In conclusion, these data identify an unexpected activation of microglia by a nitro-NSAID in a mouse model of amyloid deposition. These results may impact the design of human trials to evaluate these drugs as therapeutics in AD patients. They also point to the possibility that some microglial activation in AD might be considered beneficial, when in the absence of stimulation of autotoxic reactions. We plan to extend these findings by comparing NCX-2216 and its component parts in additional long-term studies examining the functional, behavioral, and histopathological consequences of such treatments in these transgenic models of amyloid deposition.
This work was supported by National Institutes of Health Grant AG 15490 (M.N.G.) and the Benjamin Trust (D.M.). We thank Piero del Soldato of Nicox, S.A. for the generous donation of NCX-2216 and Ennio Ongini for his thoughtful comments on this work.
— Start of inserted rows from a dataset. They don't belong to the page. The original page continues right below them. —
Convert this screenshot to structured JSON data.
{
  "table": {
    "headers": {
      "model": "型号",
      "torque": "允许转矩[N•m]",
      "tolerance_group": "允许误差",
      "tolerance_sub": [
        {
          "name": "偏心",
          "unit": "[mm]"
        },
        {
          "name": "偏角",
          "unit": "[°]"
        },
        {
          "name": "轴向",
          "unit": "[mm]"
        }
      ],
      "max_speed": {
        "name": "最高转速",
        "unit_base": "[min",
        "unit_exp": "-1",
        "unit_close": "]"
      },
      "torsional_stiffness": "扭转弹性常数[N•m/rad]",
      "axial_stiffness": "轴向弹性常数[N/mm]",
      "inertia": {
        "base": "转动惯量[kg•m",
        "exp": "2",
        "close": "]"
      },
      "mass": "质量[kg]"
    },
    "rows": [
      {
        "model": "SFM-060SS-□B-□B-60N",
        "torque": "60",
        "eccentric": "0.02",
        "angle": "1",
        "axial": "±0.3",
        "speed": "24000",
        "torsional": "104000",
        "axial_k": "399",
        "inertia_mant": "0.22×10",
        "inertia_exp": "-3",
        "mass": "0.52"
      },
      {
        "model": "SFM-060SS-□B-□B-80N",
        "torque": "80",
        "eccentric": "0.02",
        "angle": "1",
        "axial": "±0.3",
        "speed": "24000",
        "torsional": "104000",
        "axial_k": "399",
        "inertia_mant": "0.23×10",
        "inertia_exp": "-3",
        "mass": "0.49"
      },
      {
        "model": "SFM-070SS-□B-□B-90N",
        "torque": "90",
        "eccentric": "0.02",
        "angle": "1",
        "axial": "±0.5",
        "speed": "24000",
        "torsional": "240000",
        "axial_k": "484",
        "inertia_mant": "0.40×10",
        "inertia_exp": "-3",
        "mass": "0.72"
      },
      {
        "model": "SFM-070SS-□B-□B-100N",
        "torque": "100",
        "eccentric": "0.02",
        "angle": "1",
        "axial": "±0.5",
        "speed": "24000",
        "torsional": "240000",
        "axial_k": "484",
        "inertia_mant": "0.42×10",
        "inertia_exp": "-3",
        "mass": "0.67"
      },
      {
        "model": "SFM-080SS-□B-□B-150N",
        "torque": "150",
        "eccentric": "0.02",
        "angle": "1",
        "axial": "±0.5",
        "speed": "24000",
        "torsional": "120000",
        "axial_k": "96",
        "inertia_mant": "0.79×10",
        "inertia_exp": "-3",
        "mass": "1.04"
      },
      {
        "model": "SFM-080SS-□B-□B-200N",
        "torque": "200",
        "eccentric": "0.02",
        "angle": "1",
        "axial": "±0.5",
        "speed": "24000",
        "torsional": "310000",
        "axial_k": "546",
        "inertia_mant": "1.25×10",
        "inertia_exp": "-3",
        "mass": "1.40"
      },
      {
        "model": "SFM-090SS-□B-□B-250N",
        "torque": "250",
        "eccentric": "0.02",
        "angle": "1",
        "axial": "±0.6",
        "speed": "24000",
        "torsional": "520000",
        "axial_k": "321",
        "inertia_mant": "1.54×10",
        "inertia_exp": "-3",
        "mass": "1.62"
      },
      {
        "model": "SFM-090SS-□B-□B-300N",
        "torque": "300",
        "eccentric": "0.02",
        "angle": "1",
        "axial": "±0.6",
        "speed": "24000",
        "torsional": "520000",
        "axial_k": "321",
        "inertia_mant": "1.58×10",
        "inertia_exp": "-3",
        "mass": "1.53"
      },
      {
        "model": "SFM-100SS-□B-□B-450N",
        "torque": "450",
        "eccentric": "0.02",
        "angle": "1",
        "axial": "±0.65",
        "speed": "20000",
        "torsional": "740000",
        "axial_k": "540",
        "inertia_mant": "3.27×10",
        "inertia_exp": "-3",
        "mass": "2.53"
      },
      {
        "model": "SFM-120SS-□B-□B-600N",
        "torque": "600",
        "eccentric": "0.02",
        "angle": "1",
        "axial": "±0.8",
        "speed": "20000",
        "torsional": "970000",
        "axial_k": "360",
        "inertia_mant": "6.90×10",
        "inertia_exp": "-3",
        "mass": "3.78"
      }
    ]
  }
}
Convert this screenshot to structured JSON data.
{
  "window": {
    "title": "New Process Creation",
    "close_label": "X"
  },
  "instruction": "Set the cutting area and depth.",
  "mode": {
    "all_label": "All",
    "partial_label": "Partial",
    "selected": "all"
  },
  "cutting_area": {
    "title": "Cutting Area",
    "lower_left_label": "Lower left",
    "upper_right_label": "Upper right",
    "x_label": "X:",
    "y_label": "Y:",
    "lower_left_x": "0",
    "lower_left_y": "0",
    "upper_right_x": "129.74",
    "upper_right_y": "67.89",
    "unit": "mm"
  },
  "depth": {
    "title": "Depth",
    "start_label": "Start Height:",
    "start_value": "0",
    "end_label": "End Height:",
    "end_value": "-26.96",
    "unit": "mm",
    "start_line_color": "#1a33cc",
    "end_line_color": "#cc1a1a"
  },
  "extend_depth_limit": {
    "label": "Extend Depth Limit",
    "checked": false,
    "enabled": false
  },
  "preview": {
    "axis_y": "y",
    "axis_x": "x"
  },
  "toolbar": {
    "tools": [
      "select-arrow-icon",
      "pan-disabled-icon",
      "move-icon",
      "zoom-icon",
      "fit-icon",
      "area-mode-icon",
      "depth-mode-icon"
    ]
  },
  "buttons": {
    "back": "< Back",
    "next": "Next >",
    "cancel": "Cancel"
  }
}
Correspondence should be addressed to Dave Morgan, University of South Florida College of Medicine, MDC Box B9, Tampa, FL 33612. E-mail:.